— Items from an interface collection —
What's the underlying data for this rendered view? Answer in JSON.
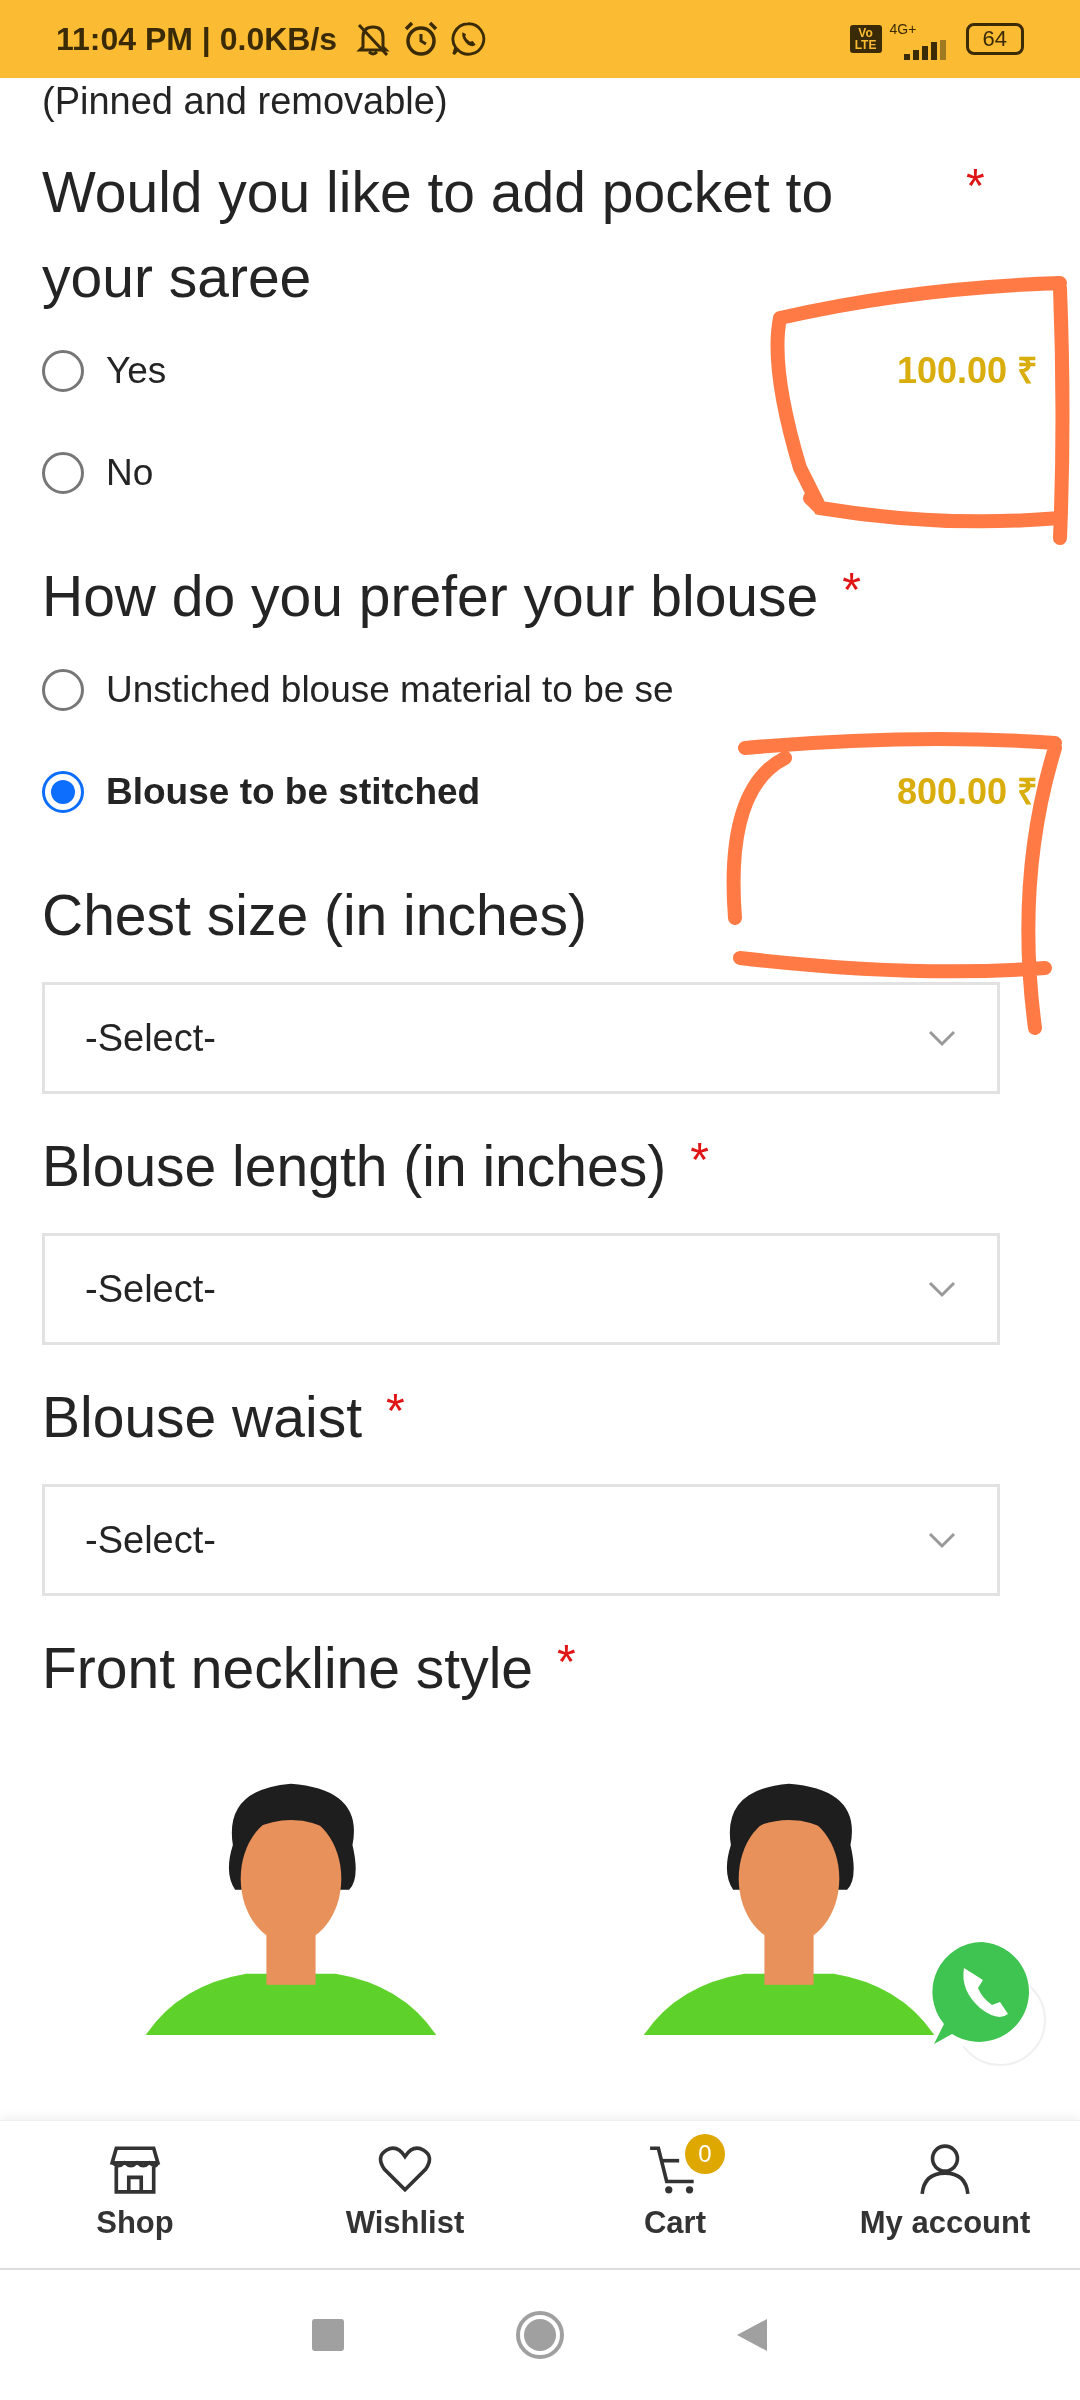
{
  "status_bar": {
    "time": "11:04 PM | 0.0KB/s",
    "volte": "Vo LTE",
    "network": "4G+",
    "battery": "64"
  },
  "note": "(Pinned and removable)",
  "questions": [
    {
      "kind": "radio",
      "title": "Would you like to add pocket to your saree",
      "required_mark": "*",
      "options": [
        {
          "label": "Yes",
          "selected": false,
          "price": "100.00 ₹"
        },
        {
          "label": "No",
          "selected": false
        }
      ]
    },
    {
      "kind": "radio",
      "title": "How do you prefer your blouse",
      "required_mark": "*",
      "options": [
        {
          "label": "Unstiched blouse material to be se",
          "selected": false
        },
        {
          "label": "Blouse to be stitched",
          "selected": true,
          "price": "800.00 ₹"
        }
      ]
    },
    {
      "kind": "select",
      "title": "Chest size (in inches)",
      "value": "-Select-"
    },
    {
      "kind": "select",
      "title": "Blouse length (in inches)",
      "required_mark": "*",
      "value": "-Select-"
    },
    {
      "kind": "select",
      "title": "Blouse waist",
      "required_mark": "*",
      "value": "-Select-"
    },
    {
      "kind": "images",
      "title": "Front neckline style",
      "required_mark": "*"
    }
  ],
  "bottom_nav": [
    {
      "kind": "shop",
      "label": "Shop"
    },
    {
      "kind": "wishlist",
      "label": "Wishlist"
    },
    {
      "kind": "cart",
      "label": "Cart",
      "badge": "0"
    },
    {
      "kind": "account",
      "label": "My account"
    }
  ]
}
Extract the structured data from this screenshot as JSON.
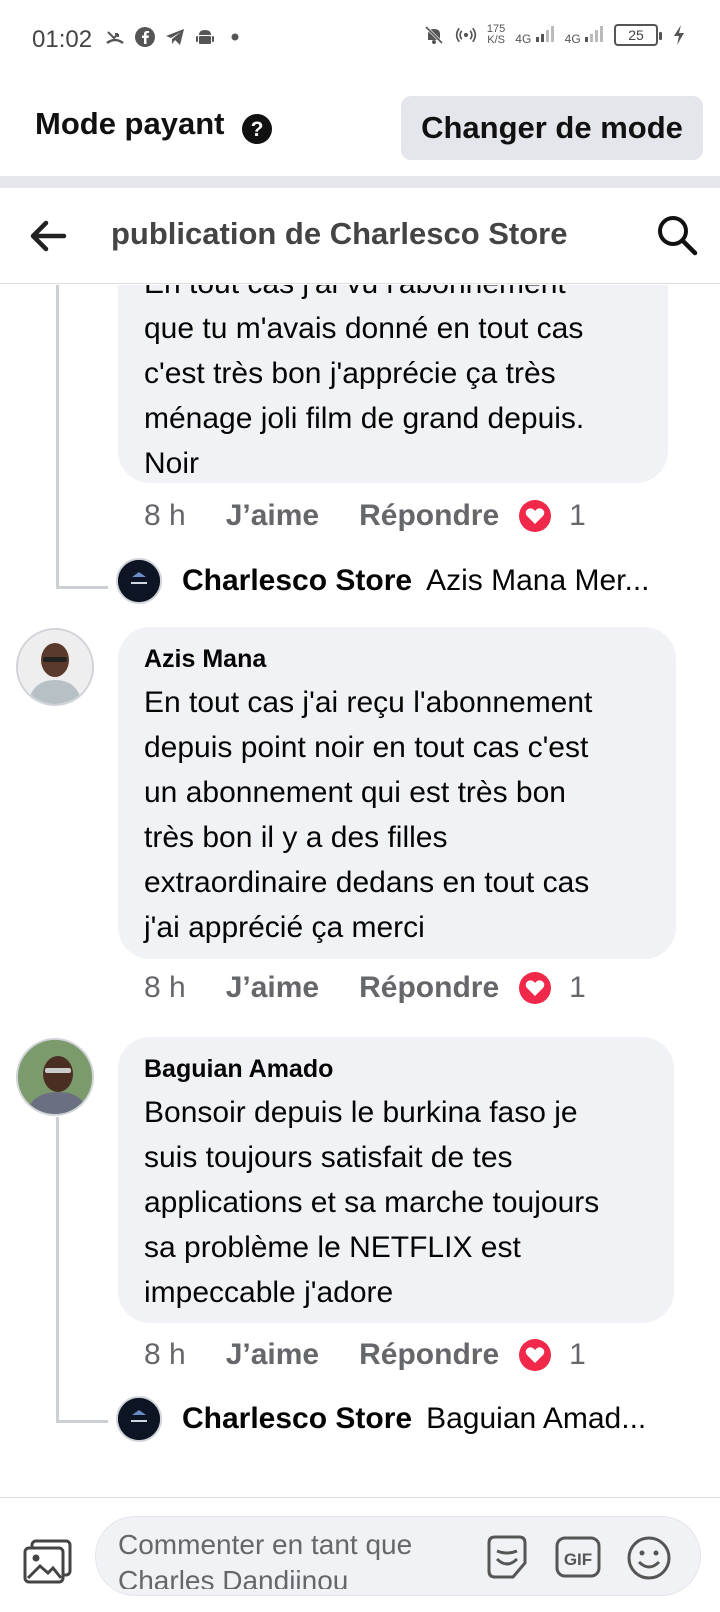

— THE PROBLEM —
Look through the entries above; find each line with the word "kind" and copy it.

— REPLY —
      "kind": "radio",
      "kind": "radio",
      "kind": "select",
      "kind": "select",
      "kind": "select",
      "kind": "images",
      "kind": "shop",
      "kind": "wishlist",
      "kind": "cart",
      "kind": "account",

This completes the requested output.